(Website and app data records)
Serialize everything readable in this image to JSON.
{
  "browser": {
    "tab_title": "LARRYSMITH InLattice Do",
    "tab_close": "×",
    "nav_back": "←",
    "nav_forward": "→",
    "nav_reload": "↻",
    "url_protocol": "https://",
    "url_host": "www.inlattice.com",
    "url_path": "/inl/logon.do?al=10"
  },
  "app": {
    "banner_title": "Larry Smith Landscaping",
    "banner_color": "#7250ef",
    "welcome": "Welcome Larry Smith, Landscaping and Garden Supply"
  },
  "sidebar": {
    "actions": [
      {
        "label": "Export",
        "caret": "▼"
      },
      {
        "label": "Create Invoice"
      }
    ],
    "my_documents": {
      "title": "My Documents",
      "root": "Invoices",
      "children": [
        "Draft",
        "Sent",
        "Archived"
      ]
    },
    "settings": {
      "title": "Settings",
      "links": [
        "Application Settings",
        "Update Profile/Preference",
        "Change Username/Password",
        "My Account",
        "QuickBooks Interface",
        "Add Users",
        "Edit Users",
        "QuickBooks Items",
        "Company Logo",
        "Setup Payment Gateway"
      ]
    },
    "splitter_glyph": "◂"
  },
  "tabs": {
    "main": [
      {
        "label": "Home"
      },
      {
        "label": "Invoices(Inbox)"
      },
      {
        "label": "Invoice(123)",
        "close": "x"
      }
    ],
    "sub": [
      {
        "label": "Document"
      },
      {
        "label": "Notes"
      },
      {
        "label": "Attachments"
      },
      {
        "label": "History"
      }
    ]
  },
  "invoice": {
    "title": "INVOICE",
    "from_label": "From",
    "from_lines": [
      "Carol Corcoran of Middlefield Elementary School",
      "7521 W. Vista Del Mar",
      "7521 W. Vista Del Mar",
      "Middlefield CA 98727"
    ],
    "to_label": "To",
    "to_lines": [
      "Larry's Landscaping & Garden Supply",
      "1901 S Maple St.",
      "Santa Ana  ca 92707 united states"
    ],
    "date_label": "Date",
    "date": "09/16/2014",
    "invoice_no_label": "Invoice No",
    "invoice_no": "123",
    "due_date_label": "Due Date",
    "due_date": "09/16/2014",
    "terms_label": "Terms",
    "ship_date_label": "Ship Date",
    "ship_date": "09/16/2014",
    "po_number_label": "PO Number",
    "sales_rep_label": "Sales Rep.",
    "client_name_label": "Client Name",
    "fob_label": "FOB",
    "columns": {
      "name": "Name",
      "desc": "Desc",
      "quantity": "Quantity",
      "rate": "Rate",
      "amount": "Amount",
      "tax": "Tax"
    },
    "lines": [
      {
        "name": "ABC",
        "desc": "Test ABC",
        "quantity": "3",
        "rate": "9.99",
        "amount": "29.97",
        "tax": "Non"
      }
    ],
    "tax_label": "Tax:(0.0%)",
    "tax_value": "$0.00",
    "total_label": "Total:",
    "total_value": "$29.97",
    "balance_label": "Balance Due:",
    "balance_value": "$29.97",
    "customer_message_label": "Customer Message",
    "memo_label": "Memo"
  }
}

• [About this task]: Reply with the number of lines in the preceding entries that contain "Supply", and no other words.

• [Solved problem]: 2